After the 1990 reunification of Germany, Anklam became part of the state of Mecklenburg-Vorpommern, re-created at that time.

St. Mary in Anklam
St. Nicholas, presently being reconstructed

Sights[edit]

Formerly, Anklam was a town of considerable military importance and suffered severely during the Thirty Years' War, Seven Years' War and the Second World War. This, together with the repeated incidents of fire and the plague, has made its history often tragic. The fortifications of Anklam were dismantled in 1762, although the old walls are still standing. [2] Anklam has some significant buildings remaining. The church of St Mary, founded in the 13th century and with its present form by the 15th century, was damaged but not destroyed in the war and repaired by 1947.[5]

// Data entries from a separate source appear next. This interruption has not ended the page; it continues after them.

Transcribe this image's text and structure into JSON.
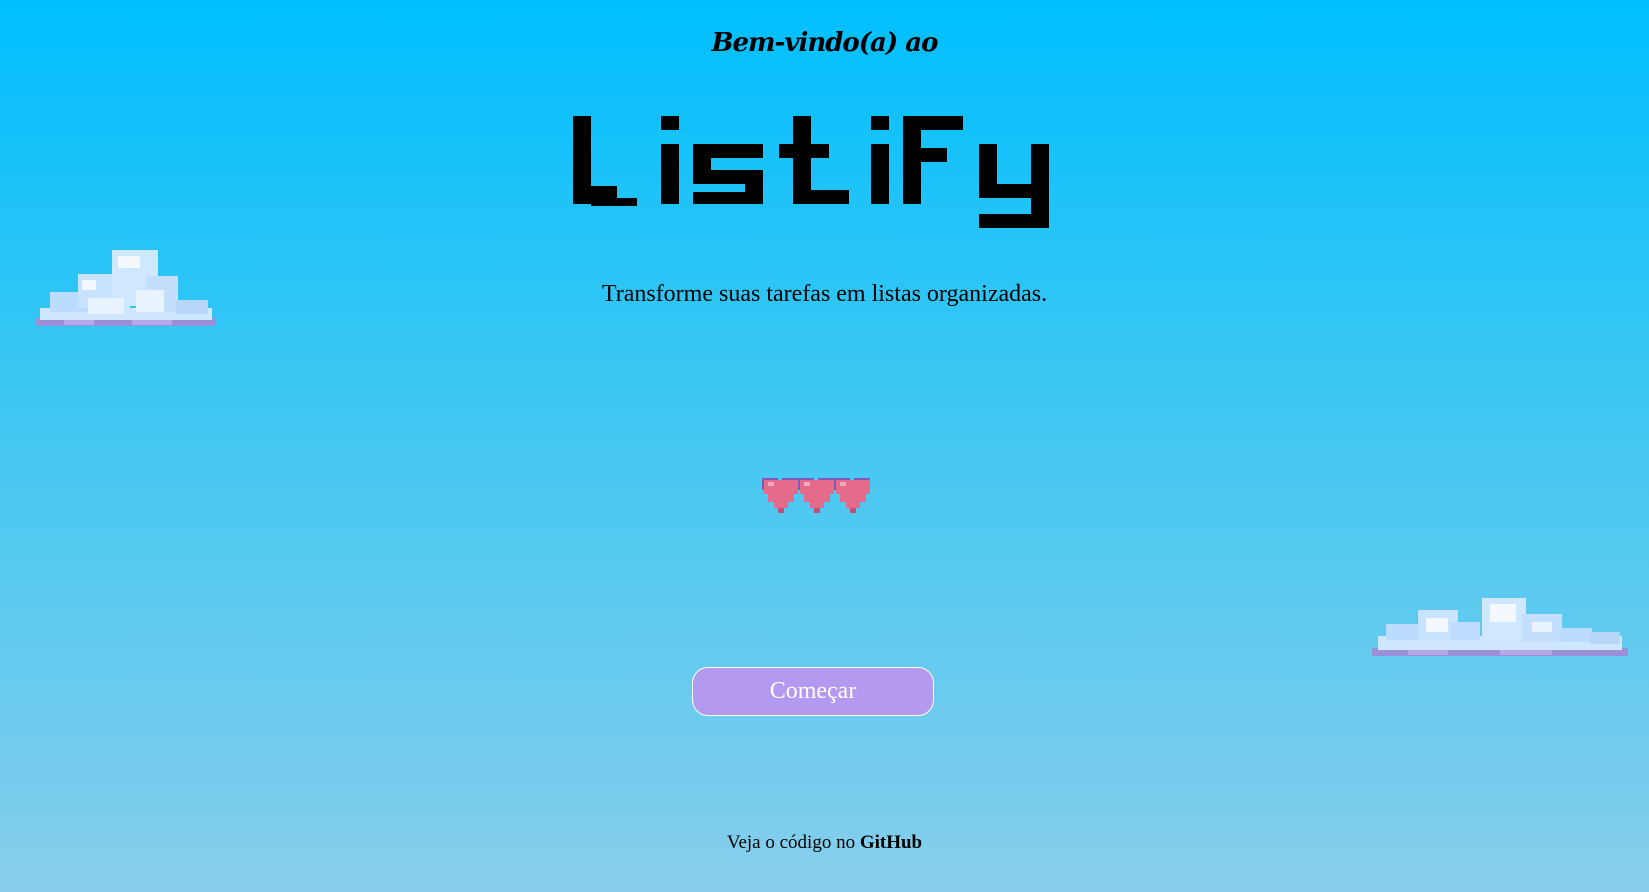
{
  "welcome_text": "Bem-vindo(a) ao",
  "app_name": "Listify",
  "tagline": "Transforme suas tarefas em listas organizadas.",
  "start_button_label": "Começar",
  "footer": {
    "prefix": "Veja o código no",
    "link_label": "GitHub"
  },
  "colors": {
    "sky_top": "#00bfff",
    "sky_bottom": "#88ceec",
    "button_bg": "#b399f0",
    "heart": "#e56b8a"
  },
  "icons": {
    "clouds": "pixel-cloud-icon",
    "hearts": "pixel-hearts-icon"
  }
}
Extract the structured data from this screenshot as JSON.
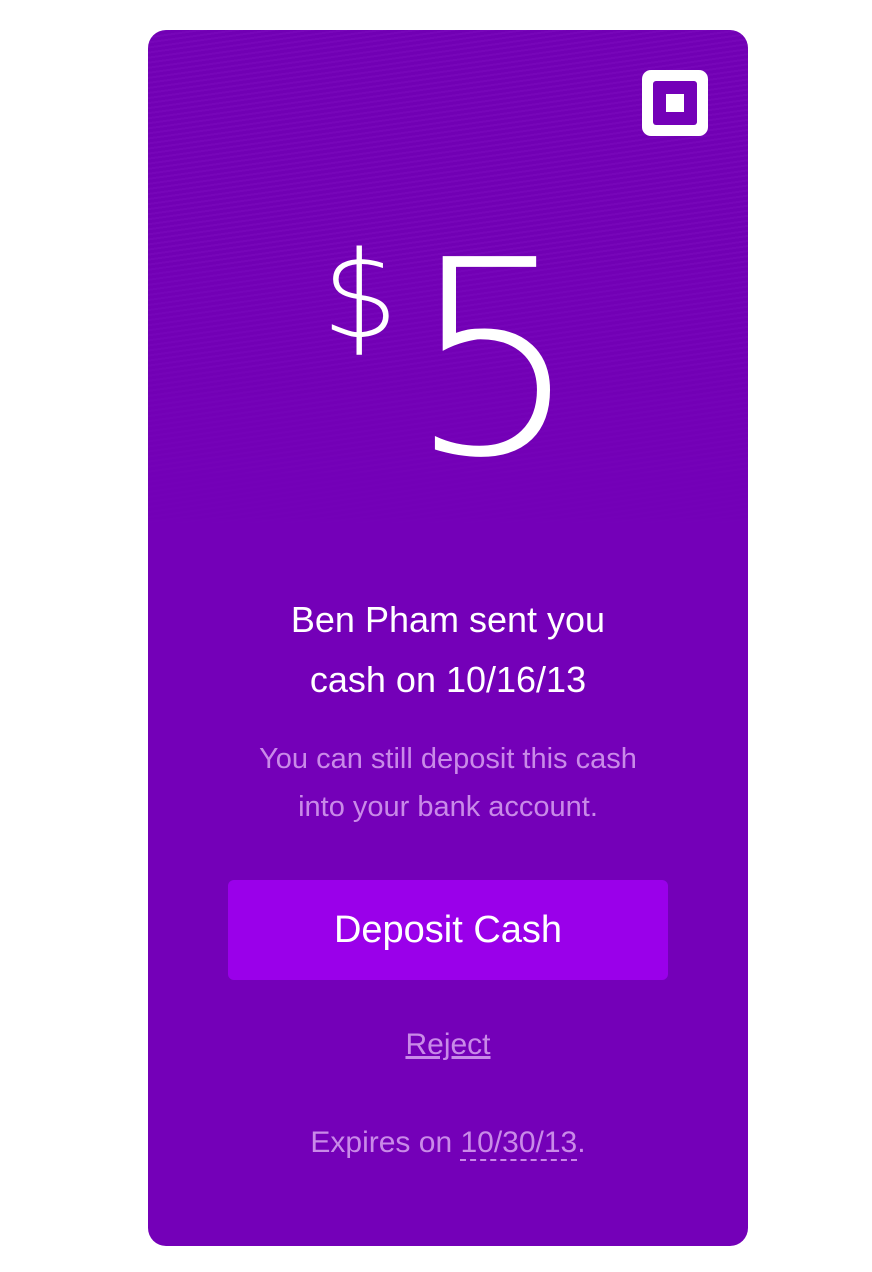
{
  "card": {
    "background": "#7400b8",
    "logo_icon": "square-logo-icon",
    "currency_symbol": "$",
    "amount": "5",
    "headline_line1": "Ben Pham sent you",
    "headline_line2": "cash on 10/16/13",
    "subtext_line1": "You can still deposit this cash",
    "subtext_line2": "into your bank account.",
    "deposit_button_label": "Deposit Cash",
    "deposit_button_color": "#9a00ea",
    "reject_label": "Reject",
    "expires_prefix": "Expires on ",
    "expires_date": "10/30/13",
    "expires_suffix": "."
  }
}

Memorial in front of the Otto-Lilienthal-Museum

Museums[edit]

Economy and infrastructure[edit]

Anklam's industries consists of iron foundries and factories for sugar and soap. There is also a military school. The Peene is navigable up to the town, and some shipbuilding is carried on at wharves on the river. Anklam has a station on the Berlin-Stralsund railway line, and is connected with the Autobahn 20 coastal highway.

Transport[edit]

Anklam is connected with the Autobahn 20 coastal highway.

People of Anklam[edit]

International relations[edit]

Anklam is twinned with:

See also[edit]

References[edit]

  1. ^ "Bevölkerungsstand der Kreise, Ämter und Gemeinden in Mecklenburg-Vorpommern 31.12.2013". Statistisches Amt Mecklenburg-Vorpommern (in German). 23 September 2014. 
  2. ^ a b c Chisholm 1911.
  3. ^ Langer, Herbert (2003). "Die Anfänge des Garnisionswesens in Pommern". In Asmus, Ivo; Droste, Heiko; Olesen, Jens E. Gemeinsame Bekannte: Schweden und Deutschland in der Frühen Neuzeit (in German). Berlin-Hamburg-Münster: LIT Verlag. p. 403. ISBN 3-8258-7150-9. 
  4. ^ Langer, Herbert (2003). "Die Anfänge des Garnisionswesens in Pommern". In Asmus, Ivo; Droste, Heiko; Olesen, Jens E. Gemeinsame Bekannte: Schweden und Deutschland in der Frühen Neuzeit (in German). Berlin-Hamburg-Münster: LIT Verlag. p. 397. ISBN 3-8258-7150-9. 
  5. ^ Brick Gothic Heritage
Attribution

Sources[edit]

  • Gottfried Heinrich Gengler: Regesten und Urkunden zur Verfassungs- und Rechtsgeschichte der deutschen Städte im Mittelalter, Erlangen 1863, p. 47, see also pp. 962-966.
  • Gustav Kratz: Die Städte der Provinz Pommern: Abriß ihrer Geschichte, zumeist nach Urkunden. Sändig Reprint Verlag, Vaduz 1996 (unchanged reprint of the edition of 1865), ISBN 3-253-02734-1, pp. 1-17.

External links[edit]